I've been a fan of QR Codes (2D Bar codes) for some time, looking at them first to see if I could utilise the technology to issue unique WAP links for various products. I could (and may still) and the technology is excellent in that respect, but the real problem was with their adoption, which was, well, lacklustre and fragmented. The technology allows you to capture a 2D code image with a mobile phone camera which is subsequently converted to one of a few (pre) chosen options.
The QR code could be pre coded to be a URL for the phone's browser; it could be text, an SMS or personal details.
Taking a snap of a QR code on a business card automatically transfers the all the 'contact' details to the phones phonebook, saving the recipient having to key it in. This particular application is big news in the Orient where at one point every self-respecting business person had a 2D code on the underside of his or her business card. But they also began to feature heavily in advertising too. Some very quick practical mobile marketing uses: The picture here was for the release of "28 Weeks Later" - all the way back in Sep '07.
The poster was above the entrance to Covent Garden Tube and made quite a stir when it was first introduced, but like many good ideas in that sphere, it simply faded back to gray after a few weeks. Information: An area that I think could be fantastic here especially in tourism. For example, the BBC had a programme called Coast and a sister project called the "Coast Mobile Experience".
If people physically relived the Coast Experience, as they were encouraged to do in the programme, at points along any of the 20 or so routes were places where you could access 2D codes.
Utilising theses codes they got links to audio about the route, images and maps of their route. What about 2D codes at strategic points throughout public buildings all linking to the buildings microsite? Once there you could pick your language allowing you to have all the FAQ's to be answered - that would cut down on admin. 2D code for downloads: The Petshop Boys (God help us all!) used 2D codes so that fans could download a video clip of one of their newly released tracks.
Kerrang, the music magazine, used it throughout one of their editions so that readers could sample tracks by featured artists.
Even The Sun had a try promoting their website in print. Naturally their QR codes in print were captured in the clutches of scantily clad ladies! Advertising: Huge strides here where print ads come replete with 2D codes for and instant response.
It's a great application for on pack promotions or getting further product details. McDonalds used them and when the code was scanned it takes customers to a site with allergy and calorie information about the range of products.
This one for Vespa would send the person a link where they could get retrieve ringtones and wallpapers.It's obvious that there is huge potential for this application to drive mobile marketing and make connectivity so much easier.

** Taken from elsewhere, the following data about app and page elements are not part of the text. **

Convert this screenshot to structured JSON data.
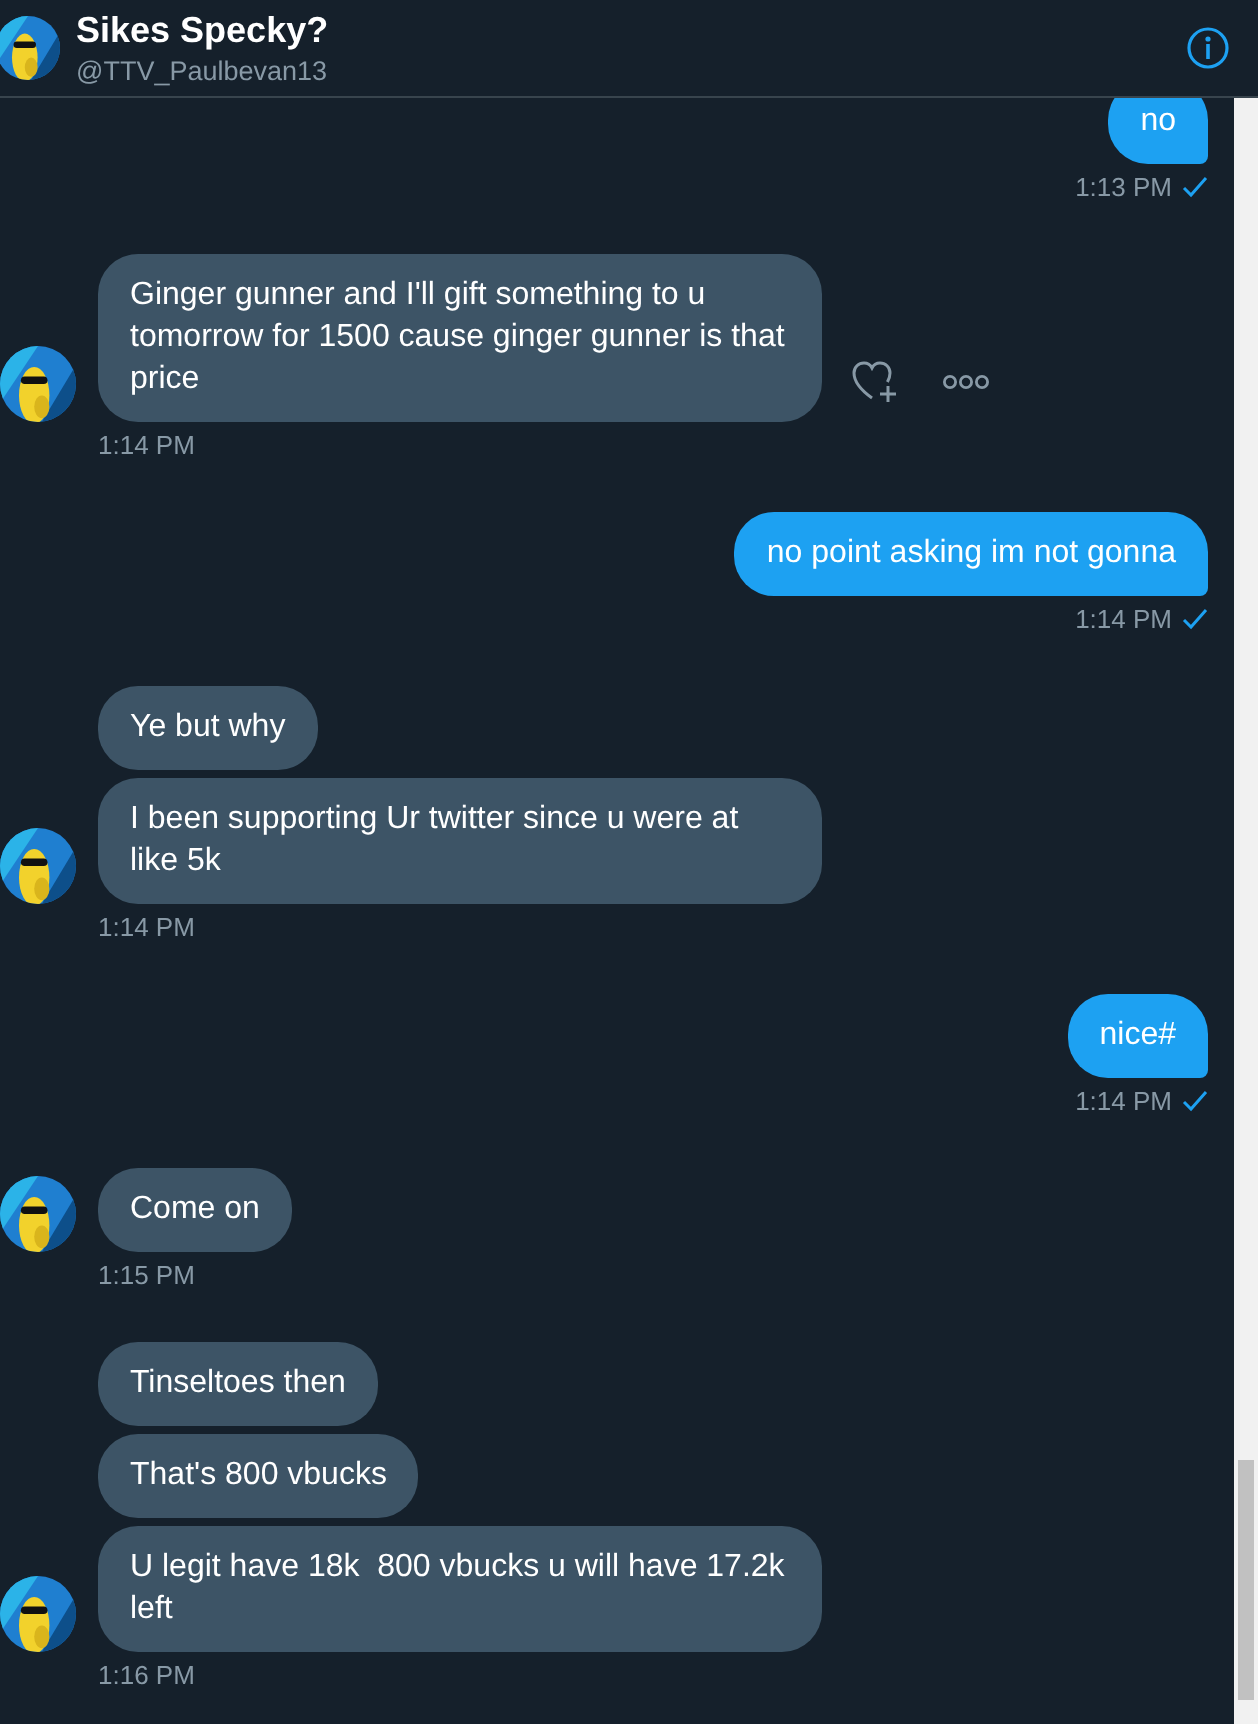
{
  "header": {
    "title": "Sikes Specky?",
    "handle": "@TTV_Paulbevan13"
  },
  "groups": [
    {
      "kind": "outgoing",
      "messages": [
        "no"
      ],
      "time": "1:13 PM",
      "read": true
    },
    {
      "kind": "incoming",
      "messages": [
        "Ginger gunner and I'll gift something to u tomorrow for 1500 cause ginger gunner is that price"
      ],
      "time": "1:14 PM",
      "hover_actions": true
    },
    {
      "kind": "outgoing",
      "messages": [
        "no point asking im not gonna"
      ],
      "time": "1:14 PM",
      "read": true
    },
    {
      "kind": "incoming",
      "messages": [
        "Ye but why",
        "I been supporting Ur twitter since u were at like 5k"
      ],
      "time": "1:14 PM",
      "hover_actions": false
    },
    {
      "kind": "outgoing",
      "messages": [
        "nice#"
      ],
      "time": "1:14 PM",
      "read": true
    },
    {
      "kind": "incoming",
      "messages": [
        "Come on"
      ],
      "time": "1:15 PM",
      "hover_actions": false
    },
    {
      "kind": "incoming",
      "messages": [
        "Tinseltoes then",
        "That's 800 vbucks",
        "U legit have 18k  800 vbucks u will have 17.2k left"
      ],
      "time": "1:16 PM",
      "hover_actions": false
    }
  ]
}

The real problem here is reminiscent of the VHS vs. PAL standoff, where there was only room for one technology source to survive. The same bun fight seems to beafoot here. There are QR-Codes, Datamatrix Codes, Microsoft Tags, Bee Tags etc. Similarly, there are different readers and some are only compatible with particular phones - so once again yet another fragmentation issue. Opting for a 'catch all' reader (even with potentially weaker features) would be the strategy here. There's no point in having an on pack promotion with the caveat that only iPhone and Blackberry users can enter! When they came out first there were huge restrictions on what you could and could not do with the codes. Now that readers that are better able to interpret the presented images, the creativity is really getting started on the codes as you can see in this QR illustration for Louis Vuitton.

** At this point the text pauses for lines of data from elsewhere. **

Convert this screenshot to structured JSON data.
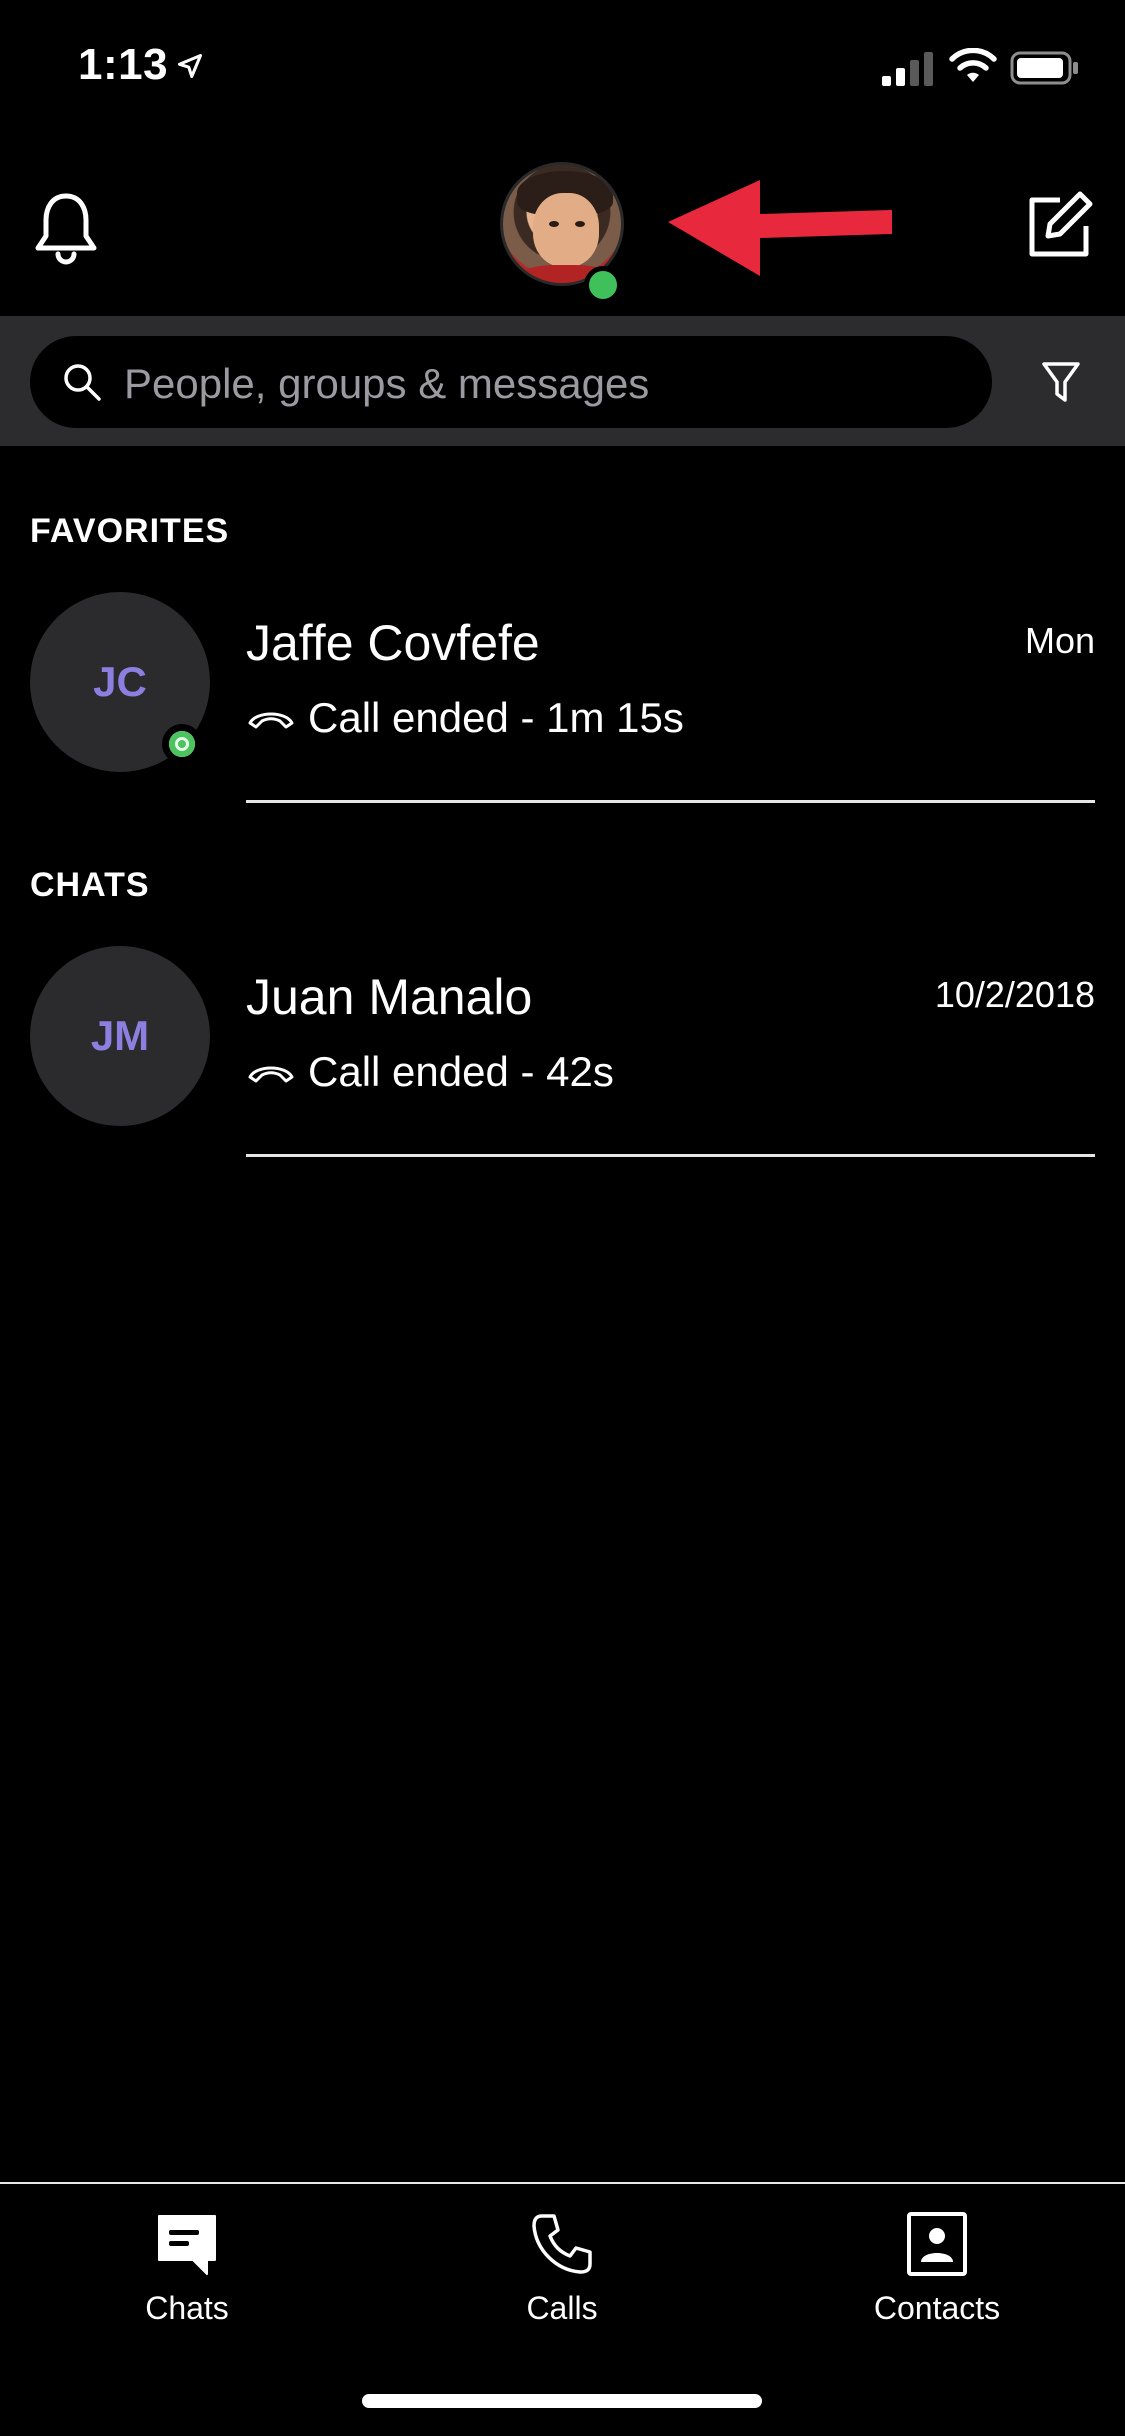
{
  "status_bar": {
    "time": "1:13",
    "icons": [
      "location-arrow-icon",
      "signal-icon",
      "wifi-icon",
      "battery-icon"
    ]
  },
  "header": {
    "left_icon": "bell-icon",
    "right_icon": "compose-icon",
    "profile_status": "online",
    "annotation": "red-arrow pointing to profile avatar"
  },
  "search": {
    "placeholder": "People, groups & messages",
    "filter_icon": "filter-icon"
  },
  "sections": {
    "favorites_label": "FAVORITES",
    "chats_label": "CHATS"
  },
  "favorites": [
    {
      "initials": "JC",
      "name": "Jaffe Covfefe",
      "date": "Mon",
      "subtitle": "Call ended - 1m 15s",
      "online": true
    }
  ],
  "chats": [
    {
      "initials": "JM",
      "name": "Juan Manalo",
      "date": "10/2/2018",
      "subtitle": "Call ended - 42s",
      "online": false
    }
  ],
  "tabs": [
    {
      "label": "Chats",
      "icon": "chat-bubble-icon",
      "active": true
    },
    {
      "label": "Calls",
      "icon": "phone-icon",
      "active": false
    },
    {
      "label": "Contacts",
      "icon": "contact-card-icon",
      "active": false
    }
  ],
  "colors": {
    "background": "#000000",
    "search_band": "#2c2c2f",
    "initials": "#8c7fe0",
    "presence_green": "#3fc05b",
    "arrow_red": "#e8283c"
  }
}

They went to a lot of trouble for this campaign having created this character and a whole set of animated clips to go with it. The QR code here links nicely to the Louis Vuitton Japanese site - bar the fact that the site is not mobile ready. The last mile..eh?